‘Maybe I’m a dirty girl!’
A quiet chat with the very-not-quiet Tori Amos about writing a musical, playing gay bars as a child and some other fun stuff. Oh, did we say ‘exclusive’ enough?
So, what’s the worst interview you’ve ever had?
Oh, there have been a couple. Well, two in fifteen years anyway. I was pregnant and miscarrying but I didn’t know it yet. It was one of the last interviews I did before I haemorrhaged. He said to me, ‘How do you feel about making a killing by marketing your pain?’
What did you reply?
I think I said, ‘Do you have a book deal? Clearly not. Whatever you want to write about, you need to write about, because you’re very bitter about anyone else who’s writing.’

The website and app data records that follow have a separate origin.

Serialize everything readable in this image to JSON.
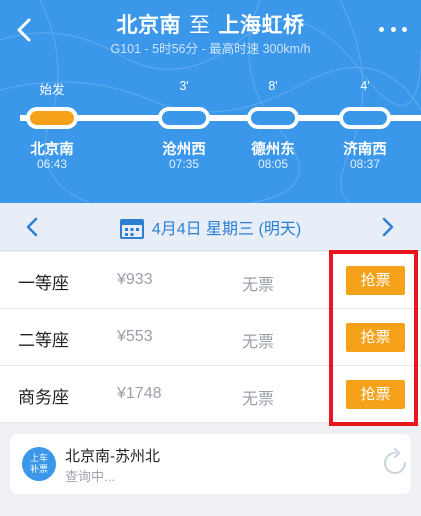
{
  "header": {
    "from": "北京南",
    "separator": "至",
    "to": "上海虹桥",
    "subtitle": "G101 - 5时56分 - 最高时速 300km/h",
    "bg_color": "#3a97ea"
  },
  "route": {
    "stops": [
      {
        "top_label": "始发",
        "name": "北京南",
        "time": "06:43"
      },
      {
        "top_label": "3'",
        "name": "沧州西",
        "time": "07:35"
      },
      {
        "top_label": "8'",
        "name": "德州东",
        "time": "08:05"
      },
      {
        "top_label": "4'",
        "name": "济南西",
        "time": "08:37"
      }
    ]
  },
  "date_bar": {
    "date_text": "4月4日 星期三 (明天)"
  },
  "seats": [
    {
      "name": "一等座",
      "price": "¥933",
      "status": "无票",
      "button": "抢票"
    },
    {
      "name": "二等座",
      "price": "¥553",
      "status": "无票",
      "button": "抢票"
    },
    {
      "name": "商务座",
      "price": "¥1748",
      "status": "无票",
      "button": "抢票"
    }
  ],
  "transfer_card": {
    "badge_line1": "上车",
    "badge_line2": "补票",
    "route": "北京南-苏州北",
    "status": "查询中..."
  },
  "colors": {
    "accent_orange": "#f5a21a",
    "highlight_red": "#e8161e",
    "link_blue": "#2d7fd4"
  }
}
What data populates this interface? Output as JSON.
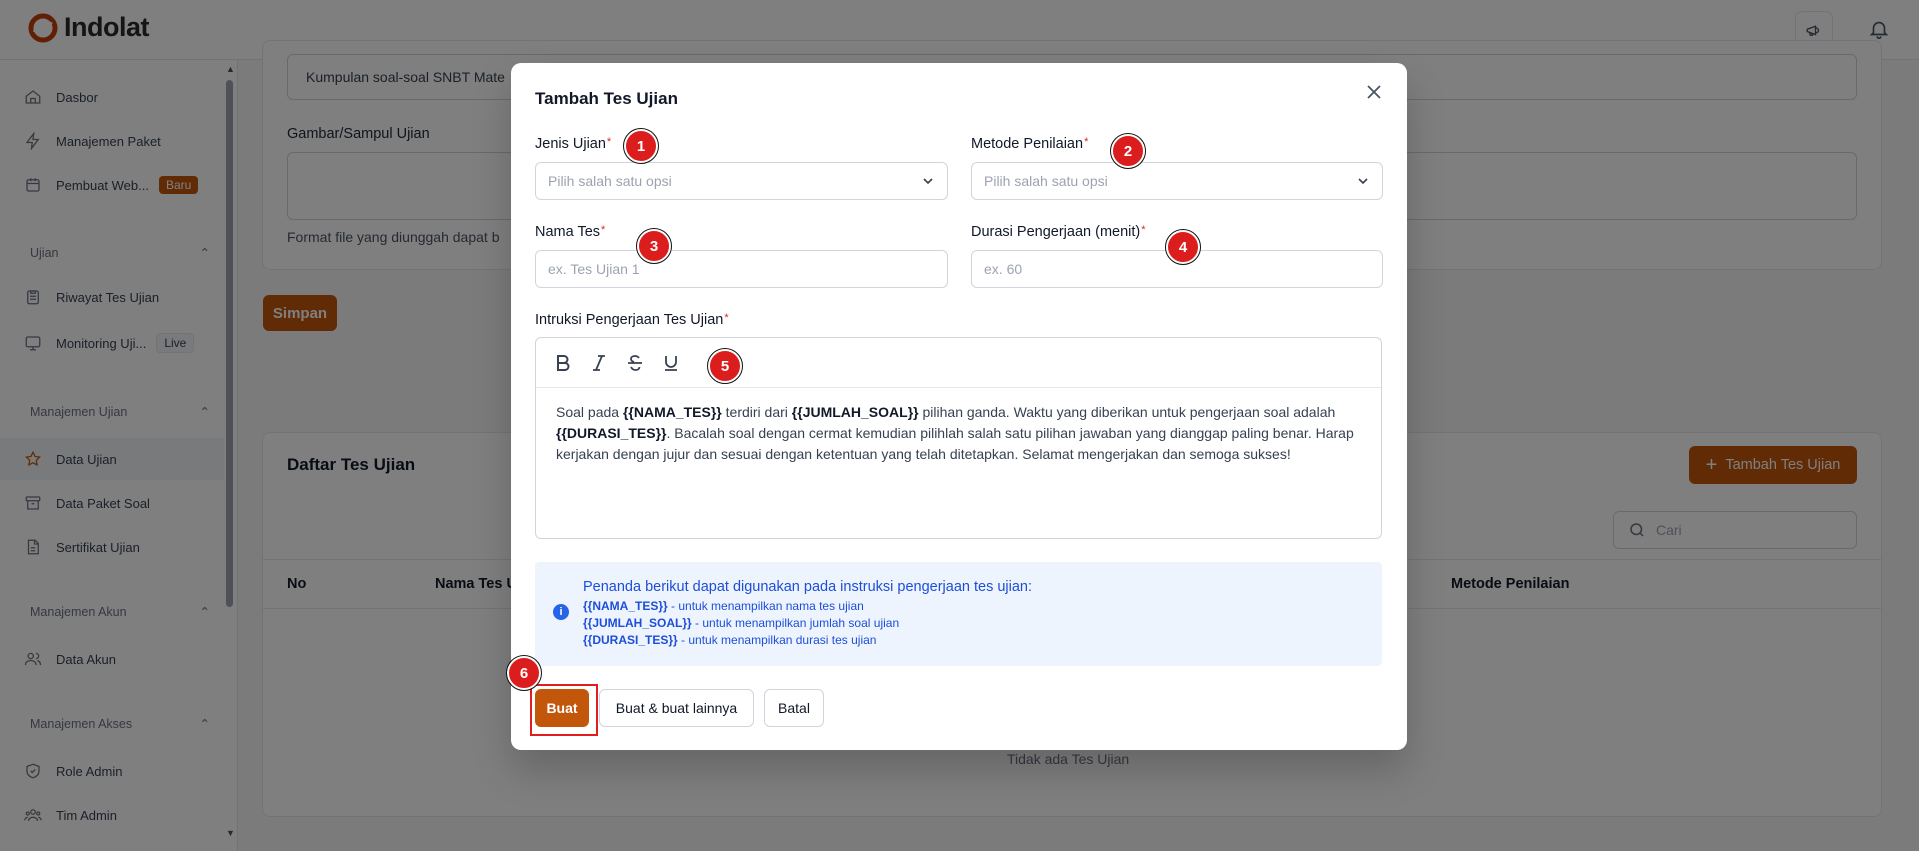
{
  "app": {
    "logo_text": "Indolat"
  },
  "sidebar": {
    "items_top": [
      {
        "label": "Dasbor",
        "icon": "home-icon"
      },
      {
        "label": "Manajemen Paket",
        "icon": "bolt-icon"
      },
      {
        "label": "Pembuat Web...",
        "icon": "calendar-icon",
        "badge": "Baru"
      }
    ],
    "sections": [
      {
        "title": "Ujian",
        "items": [
          {
            "label": "Riwayat Tes Ujian"
          },
          {
            "label": "Monitoring Uji...",
            "badge": "Live"
          }
        ]
      },
      {
        "title": "Manajemen Ujian",
        "items": [
          {
            "label": "Data Ujian"
          },
          {
            "label": "Data Paket Soal"
          },
          {
            "label": "Sertifikat Ujian"
          }
        ]
      },
      {
        "title": "Manajemen Akun",
        "items": [
          {
            "label": "Data Akun"
          }
        ]
      },
      {
        "title": "Manajemen Akses",
        "items": [
          {
            "label": "Role Admin"
          },
          {
            "label": "Tim Admin"
          }
        ]
      }
    ]
  },
  "background": {
    "description_value": "Kumpulan soal-soal SNBT Mate",
    "cover_label": "Gambar/Sampul Ujian",
    "file_note": "Format file yang diunggah dapat b",
    "save_button": "Simpan",
    "list_title": "Daftar Tes Ujian",
    "add_button": "Tambah Tes Ujian",
    "search_placeholder": "Cari",
    "columns": [
      "No",
      "Nama Tes U",
      "Metode Penilaian"
    ],
    "empty_text": "Tidak ada Tes Ujian"
  },
  "modal": {
    "title": "Tambah Tes Ujian",
    "fields": {
      "jenis_ujian": {
        "label": "Jenis Ujian",
        "placeholder": "Pilih salah satu opsi"
      },
      "metode_penilaian": {
        "label": "Metode Penilaian",
        "placeholder": "Pilih salah satu opsi"
      },
      "nama_tes": {
        "label": "Nama Tes",
        "placeholder": "ex. Tes Ujian 1"
      },
      "durasi": {
        "label": "Durasi Pengerjaan (menit)",
        "placeholder": "ex. 60"
      },
      "instruksi": {
        "label": "Intruksi Pengerjaan Tes Ujian"
      }
    },
    "editor_text": {
      "p1": "Soal pada ",
      "t1": "{{NAMA_TES}}",
      "p2": " terdiri dari ",
      "t2": "{{JUMLAH_SOAL}}",
      "p3": " pilihan ganda. Waktu yang diberikan untuk pengerjaan soal adalah ",
      "t3": "{{DURASI_TES}}",
      "p4": ". Bacalah soal dengan cermat kemudian pilihlah salah satu pilihan jawaban yang dianggap paling benar. Harap kerjakan dengan jujur dan sesuai dengan ketentuan yang telah ditetapkan. Selamat mengerjakan dan semoga sukses!"
    },
    "info": {
      "title": "Penanda berikut dapat digunakan pada instruksi pengerjaan tes ujian:",
      "lines": [
        {
          "tag": "{{NAMA_TES}}",
          "desc": " - untuk menampilkan nama tes ujian"
        },
        {
          "tag": "{{JUMLAH_SOAL}}",
          "desc": " - untuk menampilkan jumlah soal ujian"
        },
        {
          "tag": "{{DURASI_TES}}",
          "desc": " - untuk menampilkan durasi tes ujian"
        }
      ]
    },
    "buttons": {
      "create": "Buat",
      "create_more": "Buat & buat lainnya",
      "cancel": "Batal"
    }
  },
  "markers": [
    "1",
    "2",
    "3",
    "4",
    "5",
    "6"
  ],
  "colors": {
    "accent": "#c2570c",
    "marker": "#dc1d1d",
    "info_text": "#1d4ed8"
  }
}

How did that go down?
We didn’t get along. You could tell he had issues with successful women. The other one was a phoner. He had heard I had a cleaner and asked, ‘How can you, a liberated woman, have a cleaner?’ and I replied, ‘How much do you make a week, sunshine?’ and he said, ‘Why?’ I replied, ‘Because I am telling you right now, my cleaner makes three times the amount you make and you would be so lucky as to be my cleaner. Go fuck yourself.’ Then I just put the phone down.
What’s the concept behind your new album?
I play five different girls. The whole premise is that they recognise you don’t have to play cunt wars all the time, which is just awful.
I was getting gay vibes from Clyde…
Oh, were you? Well, Clyde has been abused. So if you’re going to get any kind of bi-sexual vibe it would probably be from Isobel.
Doesn’t Pip like a bit of rubber too?
Oh yeah. She’s a warrior. Well, they’re all very modern girls. We do have wardrobes for all five. I’ve asked for hand beaded jumpsuits.
Is this just an excuse to extend your wardrobe?
I know it is!
Some critics can be like, ‘Oh no, another Tori Amos record. We don’t know which box to put it in!’
I think that’s right, that’s my intention. We both know a lot of female artists have been destroyed trying different images they couldn’t pull off. For example you’ve got a talented gal, somebody on a record label is chasing a look because it’s working for a few other women and they put a lot of seduction around the idea that, ‘You can carry this off, and this is the way forward for you.’ It doesn’t work, they lose half their audience. Trying this kind of music, trying these clothes, sleeping with that producer.
I haven’t heard that bit before…
Well, we’ve all done it. If you’re doing it when you’re 43 then you’ve got trouble. There’s nothing shocking about all that for me. Maybe I’m a dirty girl. American women are either career minded ball-busters or they’re slags with no style. I don’t think it happens with men in the industry. If a few women are getting on your nerves then all of us get thrown in. If you have three orifices as opposed to two then you’re all in the same boat. Where as guys it’s very different, I don’t think that all men pay for their sins. Oh, I do need to leak something to you…I think I am writing a musical! I’m gushing but I’m under fucking lock and key.
Will you be in it?
That is not my plan. I am writing all the songs. I’m trying to be, who are those guys, I know one of them, Tim Rice…
And Andrew Lloyd-Webber?
Yes, Webber and Rice. I’m trying to be both. So I’m busy. This is such a big project, a double record, twenty three songs and the extras. You need to hear ‘Smokin’ Joe’ about how to kill a man.
How did you start out?
I went to a conservatory until I was 11 then I got booted out because I wasn’t pulling my weight. They only wanted me to learn classical pieces and I was being taught piano by a Catholic nun called Sister Ernestine who would snore through the whole lesson. So my dad recognised I was having a real crisis aged 11 and so he said, ‘What’s going to happen here? You’ve got all this promise and for what. Half your friends are going to be pregnant by the time you’re 16.’ So one night he told me to get dressed in my sister’s clothes to make me look older and took me downtown and asked in various bars if I could play piano. We ended up at Mr. Henry’s, a gay bar, and my father said, ‘I have a daughter who can play piano and she can really play.’ I don’t know who that guy was, but he said, ‘If she can play, she can play for tips. If it doesn’t work in ten minutes then Reverend you need to go.’ I worked for tips and guys would come and sing round the piano.
I read that you worked with Sandra Bernhard.
Yes I did. Very smart woman. At that time in my life, she was gracious, she had a lot of good will; she wasn’t catty with other women, which sometimes you do get.
What’s this about you and Boy George?
Oh, it wasn’t that long ago. Somebody said something who told somebody who told somebody who told somebody that he had said something nice about me.
That’s quite rare!
Is it? Well, I wanted to send him something. Somehow these KISS dolls ended up in the studio and I just thought, ‘You know what I just really think that this would be good for him,’ and so I sent Boy George a KISS doll…
Tori Amos’s new album, American Doll Posse, is out now.